Research Article  |   December 01, 1996
Sample Size Effects on Temporal Reliability of Language Sample Measures of Preschool Children
 
Author Affiliations & Notes
  • William J. Gavin
    Departments of Occupational Therapy and Communicative Disorders and Sciences State University of New York at Buffalo
  • Lisa Giles
    Department of Speech-Language Pathology and Audiology University of Wyoming Laramie
  • Contact author: William J. Gavin, Department of Occupational Therapy, 515 Kimball Tower, Buffalo, New York 14214. Email: GAVIN@shaman.socsci.buffalo.edu
  • Currently affiliated with New England Speech Services
    Currently affiliated with New England Speech Services×
Article Information
Research Issues, Methods & Evidence-Based Practice / Language Disorders / Language / Research Articles
Research Article   |   December 01, 1996
Sample Size Effects on Temporal Reliability of Language Sample Measures of Preschool Children
Journal of Speech, Language, and Hearing Research, December 1996, Vol. 39, 1258-1262. doi:10.1044/jshr.3906.1258
History: Received February 3, 1995 , Accepted May 23, 1996
 
Journal of Speech, Language, and Hearing Research, December 1996, Vol. 39, 1258-1262. doi:10.1044/jshr.3906.1258
History: Received February 3, 1995; Accepted May 23, 1996

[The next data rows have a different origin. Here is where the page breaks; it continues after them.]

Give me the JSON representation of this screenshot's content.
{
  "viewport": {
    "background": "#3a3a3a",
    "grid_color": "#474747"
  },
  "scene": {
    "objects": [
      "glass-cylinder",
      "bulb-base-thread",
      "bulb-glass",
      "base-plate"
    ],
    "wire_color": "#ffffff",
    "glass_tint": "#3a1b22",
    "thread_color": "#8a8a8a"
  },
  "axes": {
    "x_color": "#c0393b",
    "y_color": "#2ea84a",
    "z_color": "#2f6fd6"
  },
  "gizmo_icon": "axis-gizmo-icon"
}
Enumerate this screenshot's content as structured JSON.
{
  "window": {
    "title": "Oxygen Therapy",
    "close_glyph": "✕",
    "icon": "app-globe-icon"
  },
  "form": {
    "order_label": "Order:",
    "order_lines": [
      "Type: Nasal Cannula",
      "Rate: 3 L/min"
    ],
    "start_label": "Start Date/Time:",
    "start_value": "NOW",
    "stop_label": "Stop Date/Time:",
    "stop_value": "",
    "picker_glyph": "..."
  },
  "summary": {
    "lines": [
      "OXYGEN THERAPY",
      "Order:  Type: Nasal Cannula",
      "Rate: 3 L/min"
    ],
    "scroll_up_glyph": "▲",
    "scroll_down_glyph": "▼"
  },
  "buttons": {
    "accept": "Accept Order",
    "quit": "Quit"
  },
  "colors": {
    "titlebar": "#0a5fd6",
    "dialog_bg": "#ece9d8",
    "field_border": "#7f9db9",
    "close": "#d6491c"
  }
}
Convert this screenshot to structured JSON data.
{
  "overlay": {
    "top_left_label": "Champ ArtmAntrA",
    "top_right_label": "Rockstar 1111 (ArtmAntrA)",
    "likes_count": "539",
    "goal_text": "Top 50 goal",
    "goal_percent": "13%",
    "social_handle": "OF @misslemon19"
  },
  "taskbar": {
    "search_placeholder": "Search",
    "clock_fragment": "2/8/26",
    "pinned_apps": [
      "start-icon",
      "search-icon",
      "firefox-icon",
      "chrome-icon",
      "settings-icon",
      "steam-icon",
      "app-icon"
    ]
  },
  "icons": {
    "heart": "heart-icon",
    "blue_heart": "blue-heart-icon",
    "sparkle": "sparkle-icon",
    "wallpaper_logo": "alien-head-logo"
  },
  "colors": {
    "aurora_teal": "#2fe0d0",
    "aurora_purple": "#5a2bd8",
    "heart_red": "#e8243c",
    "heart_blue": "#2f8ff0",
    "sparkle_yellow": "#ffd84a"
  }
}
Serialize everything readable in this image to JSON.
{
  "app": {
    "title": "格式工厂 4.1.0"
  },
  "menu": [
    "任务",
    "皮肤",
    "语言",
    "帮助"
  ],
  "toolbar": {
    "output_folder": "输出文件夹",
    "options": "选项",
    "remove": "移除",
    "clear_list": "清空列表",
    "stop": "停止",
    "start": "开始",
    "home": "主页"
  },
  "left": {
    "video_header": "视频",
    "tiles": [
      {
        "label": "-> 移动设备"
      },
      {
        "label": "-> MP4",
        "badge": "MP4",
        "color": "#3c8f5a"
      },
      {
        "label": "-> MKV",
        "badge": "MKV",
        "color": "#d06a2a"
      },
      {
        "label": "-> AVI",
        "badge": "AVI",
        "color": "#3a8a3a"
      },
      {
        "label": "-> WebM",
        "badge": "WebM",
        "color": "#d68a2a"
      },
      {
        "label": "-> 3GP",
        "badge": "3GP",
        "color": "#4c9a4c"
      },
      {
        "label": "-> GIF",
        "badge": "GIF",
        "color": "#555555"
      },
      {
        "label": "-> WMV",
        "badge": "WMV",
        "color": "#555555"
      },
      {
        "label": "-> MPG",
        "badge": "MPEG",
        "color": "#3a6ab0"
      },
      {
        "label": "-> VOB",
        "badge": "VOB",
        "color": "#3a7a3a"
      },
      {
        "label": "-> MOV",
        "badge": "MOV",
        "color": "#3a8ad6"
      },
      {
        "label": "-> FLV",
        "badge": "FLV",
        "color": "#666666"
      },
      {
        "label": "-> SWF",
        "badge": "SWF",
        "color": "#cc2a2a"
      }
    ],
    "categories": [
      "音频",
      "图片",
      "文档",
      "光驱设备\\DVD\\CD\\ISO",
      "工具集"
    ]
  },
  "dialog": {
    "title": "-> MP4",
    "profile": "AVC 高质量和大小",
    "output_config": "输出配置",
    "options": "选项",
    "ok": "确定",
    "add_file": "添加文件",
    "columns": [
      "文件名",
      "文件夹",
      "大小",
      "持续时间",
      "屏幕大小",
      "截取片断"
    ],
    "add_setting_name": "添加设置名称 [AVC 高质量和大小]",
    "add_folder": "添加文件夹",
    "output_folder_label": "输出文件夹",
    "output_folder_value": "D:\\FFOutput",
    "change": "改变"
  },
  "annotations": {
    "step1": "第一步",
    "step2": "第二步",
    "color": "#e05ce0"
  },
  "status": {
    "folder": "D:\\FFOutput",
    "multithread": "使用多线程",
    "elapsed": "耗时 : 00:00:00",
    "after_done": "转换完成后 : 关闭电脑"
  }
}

The present study examined the temporal reliability of four quantitative measurements of operationally defined linguistic behaviors observed in a naturalistic setting. The measures of language production were computed using the Systematic Analysis of Language Transcripts (SALT) software from two 20-minute language samples obtained 3 to 14 days apart for each of 20 preschool-aged children. Samples were edited to different sizes based either on duration (12 or 20 minutes) or on limits of the total number of complete and intelligible utterances (from 25 to 175 in increments of 25). Inadequate reliability was found for the language sample measure, total number of words; hence, the validity of this measure is questionable. In contrast, very high temporal reliability coefficients (r > .92) were obtained for the language sample measures of number of different words, mean length of utterance in morphemes, and mean sentence length in morphemes when derived from a large number (≥ 175) of complete and intelligible utterances. The temporal reliability of these measures reached acceptable levels, not only for research purposes, but for diagnostic purposes as well.

Acknowledgments
This project was supported in part by the Department of Occupational Therapy at the State University of New York at Buffalo and the Department of Speech-Language Pathology and Audiology at the University of Wyoming. We are grateful to Wendy Fike, Celeste Gaskins, Leah Gearhardt, Shawnae Hoffman, Michelle Kirkbride, and Krystal Ryplanski for their efforts in transcribing the audiotapes. The authors would particularly like to thank Dr. Thomas Klee for his interest and thoughtful comments throughout the course of the project and for his review of an earlier draft of this paper. Finally, we thank Dr. Judith Duchan for her review of an earlier draft as well. Portions of this paper were presented at the American Speech-Language-Hearing Association Convention, Orlando, December, 1995.
Order a Subscription
Pay Per View
Entire Journal of Speech, Language, and Hearing Research content & archive
24-hour access
This Article
24-hour access